Task statement: Go through the entries below and write each one out exactly.

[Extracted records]
┌────────
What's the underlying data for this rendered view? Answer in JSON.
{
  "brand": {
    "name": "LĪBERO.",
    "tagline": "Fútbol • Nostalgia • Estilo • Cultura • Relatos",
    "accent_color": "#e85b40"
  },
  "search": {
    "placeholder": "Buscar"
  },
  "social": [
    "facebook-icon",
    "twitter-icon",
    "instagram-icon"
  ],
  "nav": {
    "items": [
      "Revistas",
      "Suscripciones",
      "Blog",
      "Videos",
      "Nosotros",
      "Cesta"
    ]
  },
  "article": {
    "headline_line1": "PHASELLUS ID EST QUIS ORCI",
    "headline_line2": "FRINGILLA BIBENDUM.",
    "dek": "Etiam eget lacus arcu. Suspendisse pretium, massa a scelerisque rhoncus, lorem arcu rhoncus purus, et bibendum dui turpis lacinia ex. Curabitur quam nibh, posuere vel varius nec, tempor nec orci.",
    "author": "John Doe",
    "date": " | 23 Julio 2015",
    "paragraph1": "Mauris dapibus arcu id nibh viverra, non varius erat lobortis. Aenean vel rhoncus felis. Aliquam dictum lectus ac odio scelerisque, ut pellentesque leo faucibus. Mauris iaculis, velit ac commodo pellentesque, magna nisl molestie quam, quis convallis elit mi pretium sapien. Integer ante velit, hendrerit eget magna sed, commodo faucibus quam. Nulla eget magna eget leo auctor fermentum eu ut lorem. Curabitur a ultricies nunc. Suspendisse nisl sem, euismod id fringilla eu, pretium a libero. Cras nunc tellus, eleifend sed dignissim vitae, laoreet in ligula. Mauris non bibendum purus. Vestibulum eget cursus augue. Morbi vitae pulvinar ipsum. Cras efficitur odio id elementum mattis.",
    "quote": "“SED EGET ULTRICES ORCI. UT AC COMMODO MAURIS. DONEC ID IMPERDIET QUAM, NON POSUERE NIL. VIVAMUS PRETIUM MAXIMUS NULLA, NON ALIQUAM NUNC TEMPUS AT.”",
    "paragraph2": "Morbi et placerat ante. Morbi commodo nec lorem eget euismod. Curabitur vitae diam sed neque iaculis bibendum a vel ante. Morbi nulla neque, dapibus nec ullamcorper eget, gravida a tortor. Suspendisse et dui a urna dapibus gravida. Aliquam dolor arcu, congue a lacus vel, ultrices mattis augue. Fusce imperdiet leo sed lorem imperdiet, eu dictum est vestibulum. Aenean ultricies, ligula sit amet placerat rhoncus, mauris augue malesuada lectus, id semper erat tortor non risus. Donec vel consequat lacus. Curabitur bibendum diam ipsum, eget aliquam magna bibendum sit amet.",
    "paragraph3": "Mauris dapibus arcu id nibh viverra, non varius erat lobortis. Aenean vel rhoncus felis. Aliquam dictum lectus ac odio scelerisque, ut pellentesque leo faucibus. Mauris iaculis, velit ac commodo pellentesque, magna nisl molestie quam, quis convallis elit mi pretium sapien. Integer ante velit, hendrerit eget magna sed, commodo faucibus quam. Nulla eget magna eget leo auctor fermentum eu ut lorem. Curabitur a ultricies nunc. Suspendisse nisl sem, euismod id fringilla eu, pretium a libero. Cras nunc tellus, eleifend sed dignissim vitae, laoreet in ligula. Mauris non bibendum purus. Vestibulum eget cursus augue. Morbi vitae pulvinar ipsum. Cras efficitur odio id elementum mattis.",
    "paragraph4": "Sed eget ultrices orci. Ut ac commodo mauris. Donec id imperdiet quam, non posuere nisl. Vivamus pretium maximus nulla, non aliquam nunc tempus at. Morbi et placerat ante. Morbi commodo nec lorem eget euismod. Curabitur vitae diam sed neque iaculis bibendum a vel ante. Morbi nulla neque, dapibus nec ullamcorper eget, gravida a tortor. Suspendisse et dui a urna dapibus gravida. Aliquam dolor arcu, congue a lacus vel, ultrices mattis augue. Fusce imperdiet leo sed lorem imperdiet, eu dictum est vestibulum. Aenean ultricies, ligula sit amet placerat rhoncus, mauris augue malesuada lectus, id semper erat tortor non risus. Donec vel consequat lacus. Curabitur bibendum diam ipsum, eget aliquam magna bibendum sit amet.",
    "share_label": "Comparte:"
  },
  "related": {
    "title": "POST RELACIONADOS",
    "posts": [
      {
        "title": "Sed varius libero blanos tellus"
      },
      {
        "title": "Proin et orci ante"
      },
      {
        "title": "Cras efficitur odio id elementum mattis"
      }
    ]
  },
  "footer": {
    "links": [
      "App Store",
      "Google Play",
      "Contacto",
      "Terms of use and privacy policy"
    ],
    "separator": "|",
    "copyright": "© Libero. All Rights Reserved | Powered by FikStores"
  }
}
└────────
Solved exercise:
What's the underlying data for this rendered view? Answer in JSON.
{
  "brand": {
    "name": "LĪBERO.",
    "tagline": "Fútbol • Nostalgia • Estilo • Cultura • Relatos",
    "accent_color": "#e85b40"
  },
  "search": {
    "placeholder": "Buscar"
  },
  "social": [
    "facebook-icon",
    "twitter-icon",
    "instagram-icon"
  ],
  "nav": {
    "items": [
      "Revistas",
      "Suscripciones",
      "Blog",
      "Videos",
      "Nosotros",
      "Cesta"
    ]
  },
  "article": {
    "headline_line1": "PHASELLUS ID EST QUIS ORCI",
    "headline_line2": "FRINGILLA BIBENDUM.",
    "dek": "Etiam eget lacus arcu. Suspendisse pretium, massa a scelerisque rhoncus, lorem arcu rhoncus purus, et bibendum dui turpis lacinia ex. Curabitur quam nibh, posuere vel varius nec, tempor nec orci.",
    "author": "John Doe",
    "date": " | 23 Julio 2015",
    "paragraph1": "Mauris dapibus arcu id nibh viverra, non varius erat lobortis. Aenean vel rhoncus felis. Aliquam dictum lectus ac odio scelerisque, ut pellentesque leo faucibus. Mauris iaculis, velit ac commodo pellentesque, magna nisl molestie quam, quis convallis elit mi pretium sapien. Integer ante velit, hendrerit eget magna sed, commodo faucibus quam. Nulla eget magna eget leo auctor fermentum eu ut lorem. Curabitur a ultricies nunc. Suspendisse nisl sem, euismod id fringilla eu, pretium a libero. Cras nunc tellus, eleifend sed dignissim vitae, laoreet in ligula. Mauris non bibendum purus. Vestibulum eget cursus augue. Morbi vitae pulvinar ipsum. Cras efficitur odio id elementum mattis.",
    "quote": "“SED EGET ULTRICES ORCI. UT AC COMMODO MAURIS. DONEC ID IMPERDIET QUAM, NON POSUERE NIL. VIVAMUS PRETIUM MAXIMUS NULLA, NON ALIQUAM NUNC TEMPUS AT.”",
    "paragraph2": "Morbi et placerat ante. Morbi commodo nec lorem eget euismod. Curabitur vitae diam sed neque iaculis bibendum a vel ante. Morbi nulla neque, dapibus nec ullamcorper eget, gravida a tortor. Suspendisse et dui a urna dapibus gravida. Aliquam dolor arcu, congue a lacus vel, ultrices mattis augue. Fusce imperdiet leo sed lorem imperdiet, eu dictum est vestibulum. Aenean ultricies, ligula sit amet placerat rhoncus, mauris augue malesuada lectus, id semper erat tortor non risus. Donec vel consequat lacus. Curabitur bibendum diam ipsum, eget aliquam magna bibendum sit amet.",
    "paragraph3": "Mauris dapibus arcu id nibh viverra, non varius erat lobortis. Aenean vel rhoncus felis. Aliquam dictum lectus ac odio scelerisque, ut pellentesque leo faucibus. Mauris iaculis, velit ac commodo pellentesque, magna nisl molestie quam, quis convallis elit mi pretium sapien. Integer ante velit, hendrerit eget magna sed, commodo faucibus quam. Nulla eget magna eget leo auctor fermentum eu ut lorem. Curabitur a ultricies nunc. Suspendisse nisl sem, euismod id fringilla eu, pretium a libero. Cras nunc tellus, eleifend sed dignissim vitae, laoreet in ligula. Mauris non bibendum purus. Vestibulum eget cursus augue. Morbi vitae pulvinar ipsum. Cras efficitur odio id elementum mattis.",
    "paragraph4": "Sed eget ultrices orci. Ut ac commodo mauris. Donec id imperdiet quam, non posuere nisl. Vivamus pretium maximus nulla, non aliquam nunc tempus at. Morbi et placerat ante. Morbi commodo nec lorem eget euismod. Curabitur vitae diam sed neque iaculis bibendum a vel ante. Morbi nulla neque, dapibus nec ullamcorper eget, gravida a tortor. Suspendisse et dui a urna dapibus gravida. Aliquam dolor arcu, congue a lacus vel, ultrices mattis augue. Fusce imperdiet leo sed lorem imperdiet, eu dictum est vestibulum. Aenean ultricies, ligula sit amet placerat rhoncus, mauris augue malesuada lectus, id semper erat tortor non risus. Donec vel consequat lacus. Curabitur bibendum diam ipsum, eget aliquam magna bibendum sit amet.",
    "share_label": "Comparte:"
  },
  "related": {
    "title": "POST RELACIONADOS",
    "posts": [
      {
        "title": "Sed varius libero blanos tellus"
      },
      {
        "title": "Proin et orci ante"
      },
      {
        "title": "Cras efficitur odio id elementum mattis"
      }
    ]
  },
  "footer": {
    "links": [
      "App Store",
      "Google Play",
      "Contacto",
      "Terms of use and privacy policy"
    ],
    "separator": "|",
    "copyright": "© Libero. All Rights Reserved | Powered by FikStores"
  }
}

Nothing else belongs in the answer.